I have a PNC Virtual Wallet Performance account, if you did not change your basic account to a Performance account, then you just have to remove “With Performance” from the Trigger condition.  This should be the name of the account you see at the top of your statements.

The Actions

The actions are where all of the magic occurs.  There are four actions to this Recipe:


The first Action runs an embedded AppleScript.  That script also sets three Hazel variables:  stmtYear, stmtMonth, and stmtDay.  These will be used in the next Action.  Here is what that Action looks like in Hazel:


Some explanation of this AppleScript.  The first line just sets itemPath to the full path of theFile (an AppleScript variable that provides the name of the file that Hazel has matched).  We’ll need the full path for the next step.  The second line of the script determines the account statement date.  This is the step we need to use PDFtoText in order to read the text string in the PDF file.  The final line of the script returns Hazel tokens representing the three variables we defined in the Action.

The full script can be copied from here, just make sure to also define the three variables where shown:

1 2 3 set itemPath to quoted form of POSIX path of theFile set dateString to do shell script "/usr/local/bin/pdftotext " & itemPath & " - | grep -E [0-9]{2}/[0-9]{2}/[0-9]{4} | awk 'NR==1 {print $3}'" return {hazelExportTokens:{stmtMonth:word 1 of dateString, stmtDay:word 2 of dateString, stmtYear:word 3 of dateString}}
The third action renames the generic “StatementPDFServlet.pdf” (the name PNCBank gives to all of the statement downloads) to something more useful.  The rename Action uses the three Hazel tokens we defined earlier to rename the file into the format:  “Virtual Wallet Spend – ” followed by the statement date in YYYYMMDD format (for easier sorting). You should be able to add the tokens to the rename Action like below.


The third Action statement is our second AppleScript and has Hazel upload the file to Evernote, set the creation date, and store it in a Notebook named after the name of the account.


You’ll recognize the first two lines of code, we used them in the first AppleScript.  Unfortunately, I need the date again and I’m not sure how to reuse them down in this script, so I run the shell script again and parse the date.  I then tell Evernote to create a new note with the file we renamed, place it in the notebook called “PNC Virtual Wallet – Spend” and set the created date to the date of the statement we parsed earlier.

The full script can be copied from here:

1 2 3 4 5 set itemPath to quoted form of POSIX path of theFile set dateString to do shell script "/usr/local/bin/pdftotext " & itemPath & " - | grep -E [0-9]{2}/[0-9]{2}/[0-9]{4} | awk 'NR==1 {print $3}'" tell application "Evernote" create note from file theFile notebook "PNC Virtual Wallet - Spend" created (date dateString) end tell
The final Action just moves the original file from the **Downloads** folder into the **Trash**, completing the Recipe.

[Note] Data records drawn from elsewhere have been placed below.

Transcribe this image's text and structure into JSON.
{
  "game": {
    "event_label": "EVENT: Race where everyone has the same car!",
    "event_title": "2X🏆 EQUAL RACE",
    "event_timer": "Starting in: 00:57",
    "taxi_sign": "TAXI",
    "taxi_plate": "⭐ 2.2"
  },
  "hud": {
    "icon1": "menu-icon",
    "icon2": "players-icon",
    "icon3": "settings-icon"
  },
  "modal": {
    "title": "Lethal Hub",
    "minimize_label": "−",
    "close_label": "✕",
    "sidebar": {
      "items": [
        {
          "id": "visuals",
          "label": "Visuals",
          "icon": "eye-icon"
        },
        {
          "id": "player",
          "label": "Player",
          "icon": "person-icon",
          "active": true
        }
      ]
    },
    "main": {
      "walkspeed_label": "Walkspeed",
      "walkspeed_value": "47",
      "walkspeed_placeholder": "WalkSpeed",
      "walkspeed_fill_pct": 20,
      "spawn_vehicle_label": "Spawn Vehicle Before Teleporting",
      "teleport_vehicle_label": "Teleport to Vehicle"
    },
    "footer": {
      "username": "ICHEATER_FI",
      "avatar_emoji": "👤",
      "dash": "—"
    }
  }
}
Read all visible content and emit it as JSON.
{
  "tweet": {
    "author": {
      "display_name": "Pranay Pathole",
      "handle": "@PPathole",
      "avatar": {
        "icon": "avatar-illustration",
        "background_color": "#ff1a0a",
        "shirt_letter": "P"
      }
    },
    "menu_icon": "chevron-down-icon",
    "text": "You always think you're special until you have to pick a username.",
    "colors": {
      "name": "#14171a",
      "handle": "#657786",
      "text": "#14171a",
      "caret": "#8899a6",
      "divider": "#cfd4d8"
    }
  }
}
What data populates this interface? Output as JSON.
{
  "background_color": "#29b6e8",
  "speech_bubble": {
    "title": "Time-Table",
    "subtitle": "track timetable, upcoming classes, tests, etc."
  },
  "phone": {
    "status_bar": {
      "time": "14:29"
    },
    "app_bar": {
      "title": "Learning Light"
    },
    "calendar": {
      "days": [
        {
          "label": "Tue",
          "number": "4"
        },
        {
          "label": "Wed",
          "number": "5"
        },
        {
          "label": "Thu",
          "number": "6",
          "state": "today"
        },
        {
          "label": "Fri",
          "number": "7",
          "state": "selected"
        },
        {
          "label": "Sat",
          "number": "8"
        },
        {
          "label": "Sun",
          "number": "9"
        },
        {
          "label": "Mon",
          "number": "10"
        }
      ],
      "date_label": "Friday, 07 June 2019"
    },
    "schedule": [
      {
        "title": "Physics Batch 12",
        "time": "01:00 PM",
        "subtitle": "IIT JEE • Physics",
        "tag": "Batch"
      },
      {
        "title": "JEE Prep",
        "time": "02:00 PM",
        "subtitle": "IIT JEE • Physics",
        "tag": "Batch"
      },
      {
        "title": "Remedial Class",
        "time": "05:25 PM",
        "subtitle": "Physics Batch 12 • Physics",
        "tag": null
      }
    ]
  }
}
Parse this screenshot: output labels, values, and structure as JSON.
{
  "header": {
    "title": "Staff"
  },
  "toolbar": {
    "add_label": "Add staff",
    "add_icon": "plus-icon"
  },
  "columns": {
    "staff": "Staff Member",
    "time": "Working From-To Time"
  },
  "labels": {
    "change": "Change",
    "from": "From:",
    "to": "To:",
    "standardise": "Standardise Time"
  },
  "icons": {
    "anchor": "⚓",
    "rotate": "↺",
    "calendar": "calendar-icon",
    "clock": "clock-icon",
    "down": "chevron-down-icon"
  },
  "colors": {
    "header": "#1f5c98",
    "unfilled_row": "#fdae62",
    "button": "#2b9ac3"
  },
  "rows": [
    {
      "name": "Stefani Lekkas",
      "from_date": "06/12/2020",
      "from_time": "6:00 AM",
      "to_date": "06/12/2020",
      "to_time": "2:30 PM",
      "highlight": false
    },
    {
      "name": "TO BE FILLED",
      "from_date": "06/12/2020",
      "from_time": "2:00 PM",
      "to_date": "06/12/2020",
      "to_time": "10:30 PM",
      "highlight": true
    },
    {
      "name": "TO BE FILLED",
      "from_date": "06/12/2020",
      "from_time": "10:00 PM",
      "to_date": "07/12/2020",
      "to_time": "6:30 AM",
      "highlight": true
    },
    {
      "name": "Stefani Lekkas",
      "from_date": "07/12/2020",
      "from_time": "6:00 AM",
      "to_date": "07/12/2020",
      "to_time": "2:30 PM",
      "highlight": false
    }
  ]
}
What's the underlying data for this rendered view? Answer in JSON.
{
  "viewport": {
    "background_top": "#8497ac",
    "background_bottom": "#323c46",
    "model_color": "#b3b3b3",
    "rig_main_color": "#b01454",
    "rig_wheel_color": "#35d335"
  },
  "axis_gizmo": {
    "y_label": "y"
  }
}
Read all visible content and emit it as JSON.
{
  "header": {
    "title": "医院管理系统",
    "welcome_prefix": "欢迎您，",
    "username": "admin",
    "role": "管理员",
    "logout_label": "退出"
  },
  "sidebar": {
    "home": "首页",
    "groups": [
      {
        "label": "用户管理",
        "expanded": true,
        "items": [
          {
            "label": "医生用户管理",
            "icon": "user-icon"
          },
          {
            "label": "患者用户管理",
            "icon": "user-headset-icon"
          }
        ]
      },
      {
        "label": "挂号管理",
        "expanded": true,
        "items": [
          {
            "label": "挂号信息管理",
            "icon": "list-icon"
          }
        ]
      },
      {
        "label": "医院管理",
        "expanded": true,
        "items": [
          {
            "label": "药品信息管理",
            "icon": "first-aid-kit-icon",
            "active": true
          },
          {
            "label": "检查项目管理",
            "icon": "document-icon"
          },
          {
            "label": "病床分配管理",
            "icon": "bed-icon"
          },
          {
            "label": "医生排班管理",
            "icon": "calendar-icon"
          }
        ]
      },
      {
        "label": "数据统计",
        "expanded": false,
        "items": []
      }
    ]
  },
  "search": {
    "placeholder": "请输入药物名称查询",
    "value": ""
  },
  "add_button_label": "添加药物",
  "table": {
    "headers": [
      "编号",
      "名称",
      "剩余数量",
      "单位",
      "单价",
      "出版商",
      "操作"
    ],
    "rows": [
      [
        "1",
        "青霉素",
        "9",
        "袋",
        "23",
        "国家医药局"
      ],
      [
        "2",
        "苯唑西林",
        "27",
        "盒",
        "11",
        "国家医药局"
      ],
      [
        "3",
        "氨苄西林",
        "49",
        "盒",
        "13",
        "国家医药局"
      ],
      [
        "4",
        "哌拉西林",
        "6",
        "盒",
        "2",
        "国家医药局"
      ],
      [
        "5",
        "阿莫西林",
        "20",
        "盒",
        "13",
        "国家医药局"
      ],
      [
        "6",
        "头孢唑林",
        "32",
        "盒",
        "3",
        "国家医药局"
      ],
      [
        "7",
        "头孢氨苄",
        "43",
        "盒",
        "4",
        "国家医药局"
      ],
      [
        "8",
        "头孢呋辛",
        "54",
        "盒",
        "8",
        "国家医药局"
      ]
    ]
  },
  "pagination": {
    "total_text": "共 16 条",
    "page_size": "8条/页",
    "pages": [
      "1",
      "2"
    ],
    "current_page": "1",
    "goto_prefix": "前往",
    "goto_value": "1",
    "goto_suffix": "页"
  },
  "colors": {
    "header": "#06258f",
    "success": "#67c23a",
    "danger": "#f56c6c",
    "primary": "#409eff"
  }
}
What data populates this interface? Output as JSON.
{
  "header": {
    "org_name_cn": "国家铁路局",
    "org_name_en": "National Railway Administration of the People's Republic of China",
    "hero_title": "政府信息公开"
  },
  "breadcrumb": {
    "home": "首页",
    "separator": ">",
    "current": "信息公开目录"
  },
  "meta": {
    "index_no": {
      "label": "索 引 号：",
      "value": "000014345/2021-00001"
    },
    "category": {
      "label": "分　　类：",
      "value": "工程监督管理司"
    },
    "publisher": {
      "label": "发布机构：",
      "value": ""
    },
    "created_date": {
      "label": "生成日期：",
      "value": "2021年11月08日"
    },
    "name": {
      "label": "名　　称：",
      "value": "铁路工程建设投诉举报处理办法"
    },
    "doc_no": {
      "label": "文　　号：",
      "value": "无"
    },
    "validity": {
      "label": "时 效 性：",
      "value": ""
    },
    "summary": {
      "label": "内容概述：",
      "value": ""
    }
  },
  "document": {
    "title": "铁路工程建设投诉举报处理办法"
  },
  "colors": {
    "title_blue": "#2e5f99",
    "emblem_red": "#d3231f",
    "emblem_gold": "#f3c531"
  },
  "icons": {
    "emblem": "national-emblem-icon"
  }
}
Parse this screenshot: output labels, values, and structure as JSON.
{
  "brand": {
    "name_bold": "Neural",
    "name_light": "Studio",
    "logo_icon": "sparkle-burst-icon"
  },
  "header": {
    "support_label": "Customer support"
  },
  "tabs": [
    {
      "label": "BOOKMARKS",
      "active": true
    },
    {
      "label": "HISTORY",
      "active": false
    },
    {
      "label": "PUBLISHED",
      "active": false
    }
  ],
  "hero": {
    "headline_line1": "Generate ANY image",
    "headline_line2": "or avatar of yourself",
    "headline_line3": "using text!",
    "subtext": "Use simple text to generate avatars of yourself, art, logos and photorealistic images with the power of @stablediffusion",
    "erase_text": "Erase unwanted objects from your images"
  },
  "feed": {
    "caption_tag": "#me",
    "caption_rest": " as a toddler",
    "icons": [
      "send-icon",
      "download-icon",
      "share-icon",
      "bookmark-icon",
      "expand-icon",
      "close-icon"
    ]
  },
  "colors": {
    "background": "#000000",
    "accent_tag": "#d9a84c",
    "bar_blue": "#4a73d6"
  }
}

If you don’t mind having really long Notebook names in Evernote, you could easily combine the three Recipes into one, expanding the variables to include the name of the account and then using that elsewhere when naming the file and setting the Notebook.  Of course, automating the actual downloading of the statements on a timed basis using something like Lingon would be ideal.  Previously, PNCBank only supported the Virtual Wallet online site within Flash, but recently they adopted HTML 5 (in beta), which gives some opportunities for scripting.